**What to produce**
In the records below, find every line that contains "this" and list it.
# # # # # # #
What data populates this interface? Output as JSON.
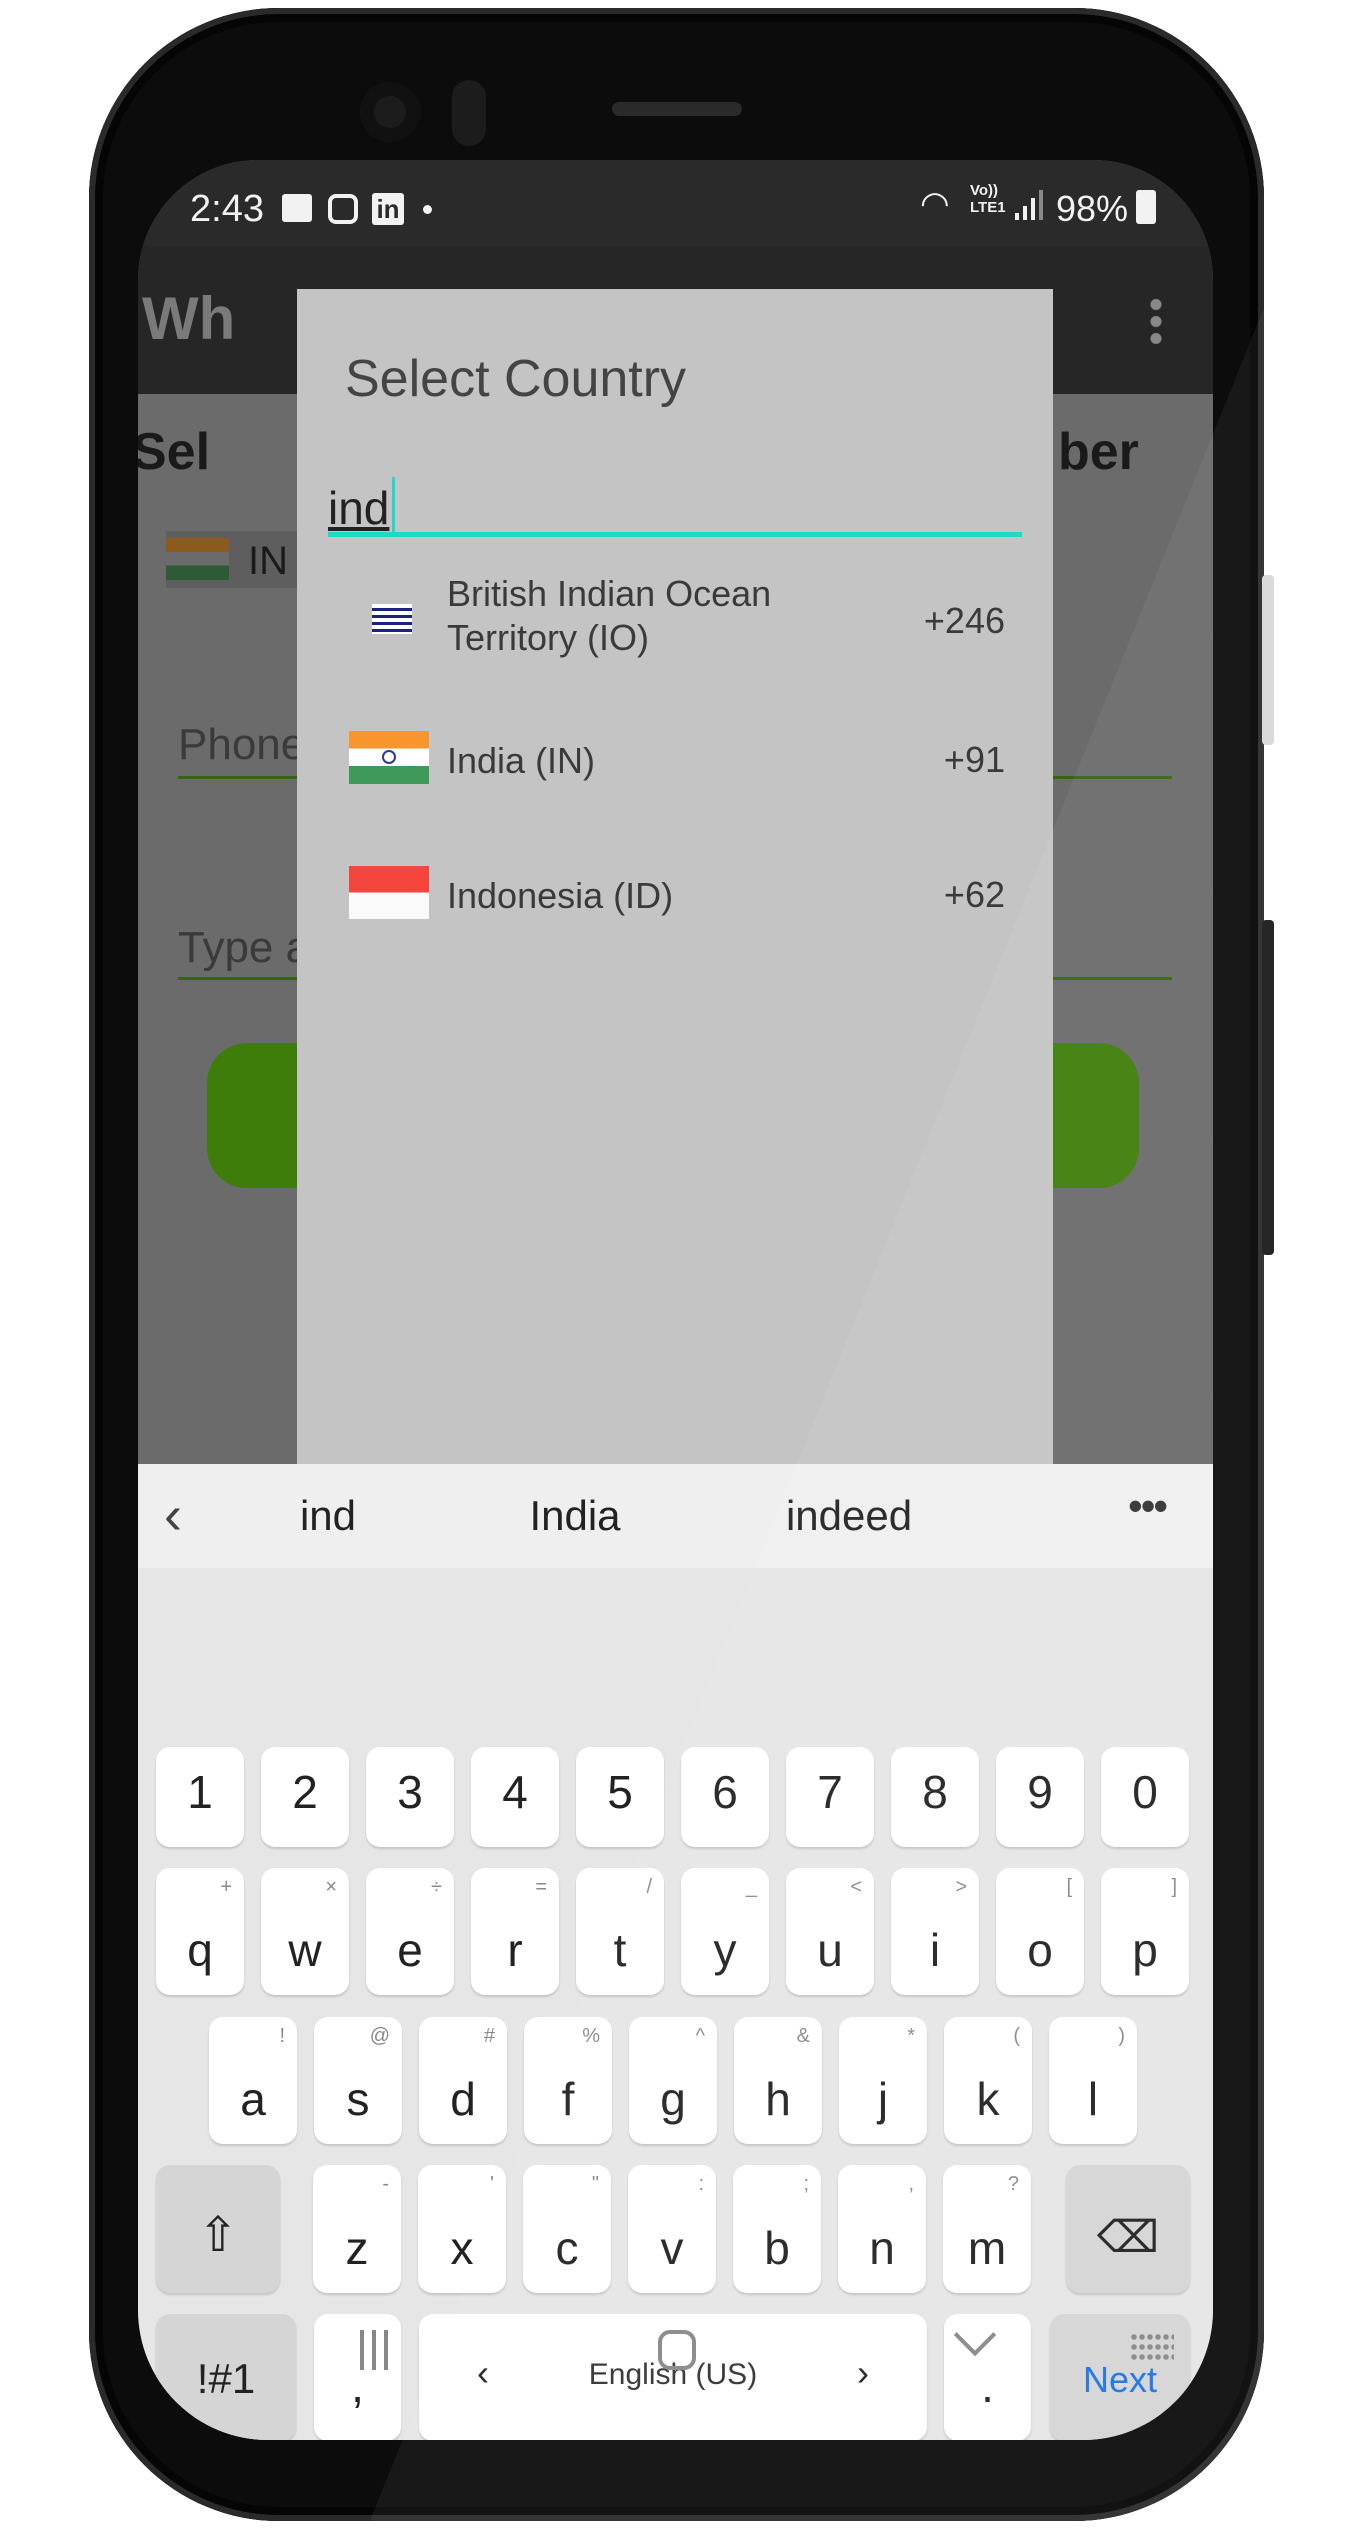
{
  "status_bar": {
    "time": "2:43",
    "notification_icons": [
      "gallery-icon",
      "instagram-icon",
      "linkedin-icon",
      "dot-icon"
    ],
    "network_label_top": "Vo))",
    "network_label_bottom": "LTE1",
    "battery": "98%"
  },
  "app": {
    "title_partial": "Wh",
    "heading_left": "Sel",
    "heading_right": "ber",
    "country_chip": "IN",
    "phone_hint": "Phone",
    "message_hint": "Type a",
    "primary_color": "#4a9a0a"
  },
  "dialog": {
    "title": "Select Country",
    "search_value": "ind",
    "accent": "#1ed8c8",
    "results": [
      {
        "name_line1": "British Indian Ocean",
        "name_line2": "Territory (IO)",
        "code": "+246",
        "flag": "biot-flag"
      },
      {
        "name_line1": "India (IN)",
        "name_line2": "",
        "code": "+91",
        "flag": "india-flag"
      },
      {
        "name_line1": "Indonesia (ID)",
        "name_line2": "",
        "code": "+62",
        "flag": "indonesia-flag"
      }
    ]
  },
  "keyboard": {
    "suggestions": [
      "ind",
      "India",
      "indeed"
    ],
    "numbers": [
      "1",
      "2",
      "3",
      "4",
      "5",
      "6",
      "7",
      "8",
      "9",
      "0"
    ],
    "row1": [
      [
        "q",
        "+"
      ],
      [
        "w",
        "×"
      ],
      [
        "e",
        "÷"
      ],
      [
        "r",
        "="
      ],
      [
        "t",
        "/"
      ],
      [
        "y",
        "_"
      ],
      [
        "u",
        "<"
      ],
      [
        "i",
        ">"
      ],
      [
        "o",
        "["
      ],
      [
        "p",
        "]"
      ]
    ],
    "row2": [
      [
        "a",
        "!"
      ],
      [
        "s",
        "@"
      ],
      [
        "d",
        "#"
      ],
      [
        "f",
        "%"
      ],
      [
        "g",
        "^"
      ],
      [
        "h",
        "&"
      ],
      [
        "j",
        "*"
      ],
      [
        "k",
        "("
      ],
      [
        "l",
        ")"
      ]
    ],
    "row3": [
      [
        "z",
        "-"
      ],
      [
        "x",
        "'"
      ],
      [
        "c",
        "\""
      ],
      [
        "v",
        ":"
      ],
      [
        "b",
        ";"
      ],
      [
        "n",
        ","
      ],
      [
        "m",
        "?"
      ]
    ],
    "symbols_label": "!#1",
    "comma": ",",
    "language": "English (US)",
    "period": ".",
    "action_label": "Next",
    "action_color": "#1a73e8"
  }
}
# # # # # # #
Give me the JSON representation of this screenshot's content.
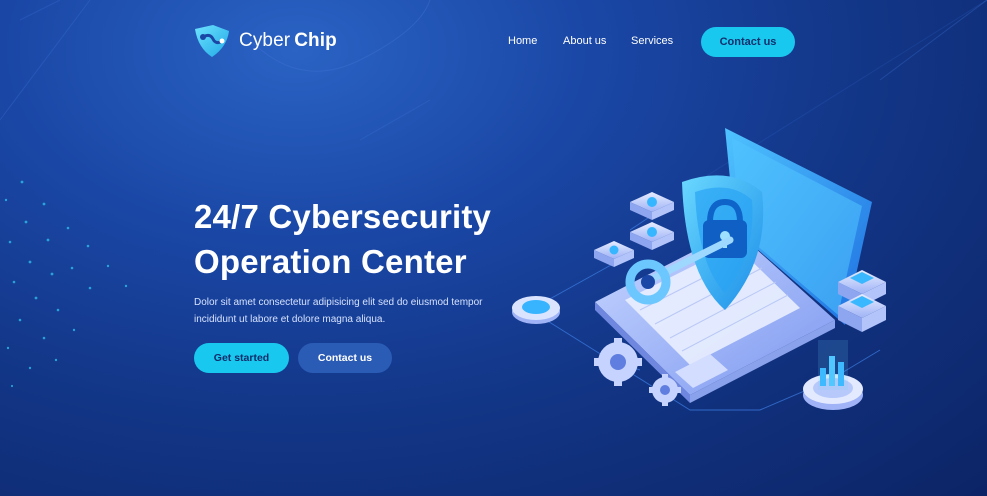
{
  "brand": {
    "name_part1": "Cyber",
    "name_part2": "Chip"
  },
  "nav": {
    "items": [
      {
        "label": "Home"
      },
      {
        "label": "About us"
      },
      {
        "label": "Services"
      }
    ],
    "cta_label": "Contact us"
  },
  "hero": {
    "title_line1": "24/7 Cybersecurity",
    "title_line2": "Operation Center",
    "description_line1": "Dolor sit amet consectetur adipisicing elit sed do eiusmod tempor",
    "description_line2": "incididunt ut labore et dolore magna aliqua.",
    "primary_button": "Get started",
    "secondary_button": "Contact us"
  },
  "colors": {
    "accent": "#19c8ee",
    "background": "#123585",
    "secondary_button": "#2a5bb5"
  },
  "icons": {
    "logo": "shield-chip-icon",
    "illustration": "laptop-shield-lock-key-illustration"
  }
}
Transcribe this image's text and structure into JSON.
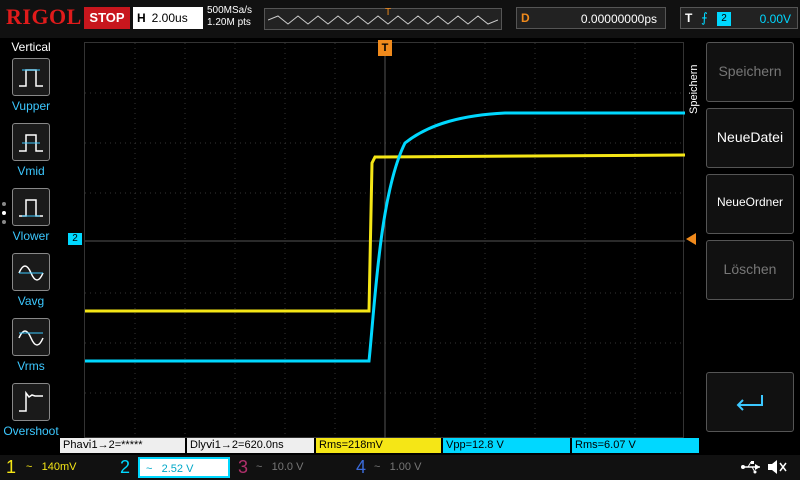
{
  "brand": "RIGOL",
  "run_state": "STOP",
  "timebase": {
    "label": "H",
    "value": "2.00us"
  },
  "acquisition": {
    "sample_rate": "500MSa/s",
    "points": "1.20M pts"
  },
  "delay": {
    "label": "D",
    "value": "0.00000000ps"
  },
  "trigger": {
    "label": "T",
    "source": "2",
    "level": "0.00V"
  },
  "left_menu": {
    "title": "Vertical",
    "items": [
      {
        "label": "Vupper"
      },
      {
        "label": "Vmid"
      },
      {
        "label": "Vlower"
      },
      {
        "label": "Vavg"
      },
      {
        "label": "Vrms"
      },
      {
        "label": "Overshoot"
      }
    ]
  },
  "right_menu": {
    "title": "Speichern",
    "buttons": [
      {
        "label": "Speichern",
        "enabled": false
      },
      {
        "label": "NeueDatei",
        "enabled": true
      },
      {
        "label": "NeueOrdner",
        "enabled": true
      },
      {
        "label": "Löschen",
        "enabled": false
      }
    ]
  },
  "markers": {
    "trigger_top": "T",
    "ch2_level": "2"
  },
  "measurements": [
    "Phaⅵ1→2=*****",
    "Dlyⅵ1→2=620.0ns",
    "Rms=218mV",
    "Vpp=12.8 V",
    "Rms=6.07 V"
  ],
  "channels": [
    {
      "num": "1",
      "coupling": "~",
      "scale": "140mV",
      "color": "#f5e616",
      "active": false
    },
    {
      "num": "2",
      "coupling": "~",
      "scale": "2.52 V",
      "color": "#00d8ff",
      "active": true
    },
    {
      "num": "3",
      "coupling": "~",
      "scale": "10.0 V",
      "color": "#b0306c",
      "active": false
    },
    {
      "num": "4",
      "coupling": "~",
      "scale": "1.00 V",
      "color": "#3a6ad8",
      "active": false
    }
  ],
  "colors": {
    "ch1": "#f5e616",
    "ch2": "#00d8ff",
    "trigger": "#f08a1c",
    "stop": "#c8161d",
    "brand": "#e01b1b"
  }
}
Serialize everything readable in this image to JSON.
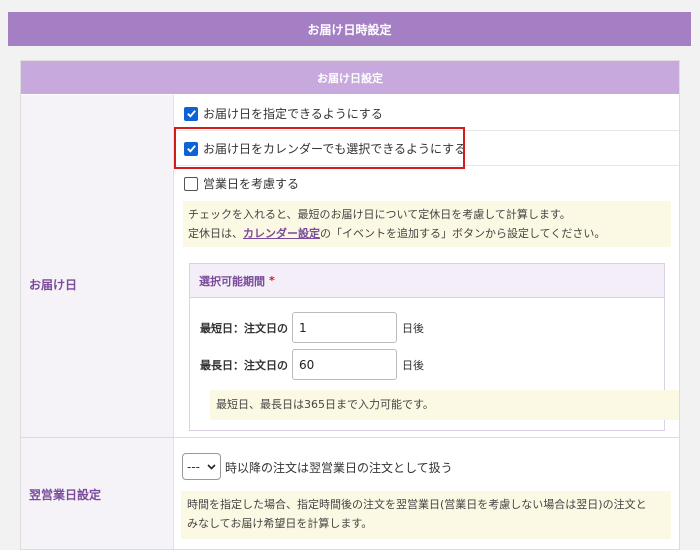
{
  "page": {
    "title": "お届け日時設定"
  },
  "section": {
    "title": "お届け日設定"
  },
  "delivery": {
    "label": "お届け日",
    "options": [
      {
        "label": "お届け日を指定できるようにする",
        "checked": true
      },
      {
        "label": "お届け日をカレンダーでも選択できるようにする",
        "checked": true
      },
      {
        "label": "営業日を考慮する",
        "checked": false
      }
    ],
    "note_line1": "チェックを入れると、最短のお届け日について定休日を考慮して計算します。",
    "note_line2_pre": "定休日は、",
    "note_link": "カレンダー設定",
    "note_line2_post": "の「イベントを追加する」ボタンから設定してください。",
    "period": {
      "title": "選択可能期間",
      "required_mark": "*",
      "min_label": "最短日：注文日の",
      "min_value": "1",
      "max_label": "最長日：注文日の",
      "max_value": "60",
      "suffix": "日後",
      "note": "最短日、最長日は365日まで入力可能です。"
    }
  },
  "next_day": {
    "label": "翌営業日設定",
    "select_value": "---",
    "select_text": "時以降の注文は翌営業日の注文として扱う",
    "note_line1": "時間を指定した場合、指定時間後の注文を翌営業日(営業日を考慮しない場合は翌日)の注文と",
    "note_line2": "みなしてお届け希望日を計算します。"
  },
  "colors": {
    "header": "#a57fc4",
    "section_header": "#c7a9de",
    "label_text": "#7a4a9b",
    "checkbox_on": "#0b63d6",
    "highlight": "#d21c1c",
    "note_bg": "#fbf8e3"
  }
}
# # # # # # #
**Written answer**
What data populates this interface? Output as JSON.
Give me the JSON representation of this screenshot's content.
Transcribe this image's text and structure into JSON.
Serialize everything readable in this image to JSON.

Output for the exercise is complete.